|Number of subjects (n (%))||8 (8.4)||58 (61.0)||7 (7.4)||14 (14.7)||8 (8.4)||––|
|Male (%)||4 (7.1)||37 (66.1)||5 (8.9)||4 (7.1)||6 (10.7)||0.113|
|AIBL study (n = 57)|
|Number of subjects (n (%))||7 (12.2)||1 (1.8)||3 (5.3)||20 (35.0)||26 (45.6)||––|
|Male (%)||1 (3.7)||1 (3.7)||1 (3.7)||10 (37.0)||14 (51.9)||0.296|
MMSE, Mini-Mental State Examination; ICV, intracranial volume. Bolded values are significant at p < 0.05 or the p < 0.001 level.
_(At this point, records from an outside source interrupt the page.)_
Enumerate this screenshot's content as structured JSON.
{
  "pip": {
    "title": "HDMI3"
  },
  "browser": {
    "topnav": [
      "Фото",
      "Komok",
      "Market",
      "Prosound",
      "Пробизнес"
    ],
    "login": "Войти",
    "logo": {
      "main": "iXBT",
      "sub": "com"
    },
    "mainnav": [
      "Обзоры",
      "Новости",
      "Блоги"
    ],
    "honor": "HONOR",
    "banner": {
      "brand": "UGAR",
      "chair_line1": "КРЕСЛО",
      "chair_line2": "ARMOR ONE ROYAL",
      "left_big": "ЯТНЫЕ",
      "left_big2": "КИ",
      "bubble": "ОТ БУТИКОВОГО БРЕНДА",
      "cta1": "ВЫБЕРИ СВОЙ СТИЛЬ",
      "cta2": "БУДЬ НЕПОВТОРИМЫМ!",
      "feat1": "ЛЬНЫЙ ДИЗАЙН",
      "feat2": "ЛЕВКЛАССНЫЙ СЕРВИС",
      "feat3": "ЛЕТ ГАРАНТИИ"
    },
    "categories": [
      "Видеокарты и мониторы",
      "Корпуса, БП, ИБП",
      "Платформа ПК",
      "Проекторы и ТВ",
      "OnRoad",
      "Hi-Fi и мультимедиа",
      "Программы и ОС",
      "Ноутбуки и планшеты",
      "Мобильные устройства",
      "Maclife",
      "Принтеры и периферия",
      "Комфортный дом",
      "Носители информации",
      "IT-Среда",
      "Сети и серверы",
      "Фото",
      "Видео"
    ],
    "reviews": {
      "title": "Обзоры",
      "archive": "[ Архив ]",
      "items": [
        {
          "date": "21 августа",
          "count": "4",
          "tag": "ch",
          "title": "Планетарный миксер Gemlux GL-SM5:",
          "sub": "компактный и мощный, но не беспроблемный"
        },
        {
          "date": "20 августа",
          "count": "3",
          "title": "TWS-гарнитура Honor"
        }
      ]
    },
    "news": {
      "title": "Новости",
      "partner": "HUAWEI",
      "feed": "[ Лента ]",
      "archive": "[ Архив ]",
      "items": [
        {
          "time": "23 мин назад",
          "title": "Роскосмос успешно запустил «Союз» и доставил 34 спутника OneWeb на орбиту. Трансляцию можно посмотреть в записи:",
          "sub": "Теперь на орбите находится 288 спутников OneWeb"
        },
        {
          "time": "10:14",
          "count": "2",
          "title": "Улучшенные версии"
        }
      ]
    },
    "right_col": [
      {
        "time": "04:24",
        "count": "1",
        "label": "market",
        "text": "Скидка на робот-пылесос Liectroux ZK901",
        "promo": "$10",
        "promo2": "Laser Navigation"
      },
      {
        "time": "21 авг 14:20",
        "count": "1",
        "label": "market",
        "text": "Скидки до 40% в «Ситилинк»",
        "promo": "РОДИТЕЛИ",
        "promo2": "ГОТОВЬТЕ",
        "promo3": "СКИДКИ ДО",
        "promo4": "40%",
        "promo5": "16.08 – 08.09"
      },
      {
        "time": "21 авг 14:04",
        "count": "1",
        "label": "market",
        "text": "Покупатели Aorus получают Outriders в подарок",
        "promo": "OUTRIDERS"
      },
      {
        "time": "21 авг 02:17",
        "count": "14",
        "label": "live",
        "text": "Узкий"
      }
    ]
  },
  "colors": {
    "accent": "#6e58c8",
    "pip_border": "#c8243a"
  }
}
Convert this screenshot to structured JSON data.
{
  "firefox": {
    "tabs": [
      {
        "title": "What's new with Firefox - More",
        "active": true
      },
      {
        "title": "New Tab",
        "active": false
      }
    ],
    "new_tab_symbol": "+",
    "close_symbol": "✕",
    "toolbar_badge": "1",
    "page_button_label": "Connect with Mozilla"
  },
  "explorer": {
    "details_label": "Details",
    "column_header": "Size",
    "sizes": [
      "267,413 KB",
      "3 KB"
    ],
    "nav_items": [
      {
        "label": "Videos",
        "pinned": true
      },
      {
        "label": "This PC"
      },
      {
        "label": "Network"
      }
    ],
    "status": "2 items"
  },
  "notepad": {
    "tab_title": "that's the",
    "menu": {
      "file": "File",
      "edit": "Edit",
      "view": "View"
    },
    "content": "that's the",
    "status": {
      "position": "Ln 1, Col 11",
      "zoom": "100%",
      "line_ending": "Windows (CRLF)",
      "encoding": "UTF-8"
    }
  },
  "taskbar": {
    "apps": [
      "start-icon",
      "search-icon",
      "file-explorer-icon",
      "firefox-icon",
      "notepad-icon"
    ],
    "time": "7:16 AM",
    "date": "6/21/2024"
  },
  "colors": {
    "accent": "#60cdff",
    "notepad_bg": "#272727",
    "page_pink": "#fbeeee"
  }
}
In the ADNI study, of the 95 subjects who underwent PET neuroimaging, 66 were scanned using 18F-florbetapir and 29 using 11C-Pittsburgh Compound B (PiB). In the AIBL study, all subjects underwent PET neuroimaging using PiB.
|CN Aβ–||CN Aβ+||MCI Aβ–||MCI Aβ+||AD Aβ+||p-value||Pairwise Difference|
|(n = 34)||(n = 34)||(n = 10)¥||(n = 27)¥||(n = 15)||(Cohen’s d; p-value)|
|(versus CN Aβ– ɛ4+)|
|Left Hippocampus||2.42 (0.052)||2.39 (0.053)||2.18 (0.095)||1.97 (0.04)||1.88 (0.078)||<0.0001||CN Aβ+ = –0.08; 0.692|
|MCI Aβ– = –0.42;<0.0001|
|MCI Aβ+ = –1.26;<0.0001|
|AD Aβ+ = –1.09;<0.0001|
|Right Hippocampus||2.45 (0.056)||2.44 (0.058)||2.27 (0.01)||1.94 (0.043)||1.90 (0.084)||<0.0001||CN Aβ+ = –0.01; 0.946|
|MCI Aβ– = –0.29; 0.147|
|MCI Aβ+ = –1.26;<0.0001|
|AD Aβ+ = –1.02;<0.0001|
Data are presented as the estimated marginal mean of normalized hippocampal volumes and SE in parentheses. ¥MCI follow diagnosis was available for ADNI (0–36 months) and AIBL (0–54 months).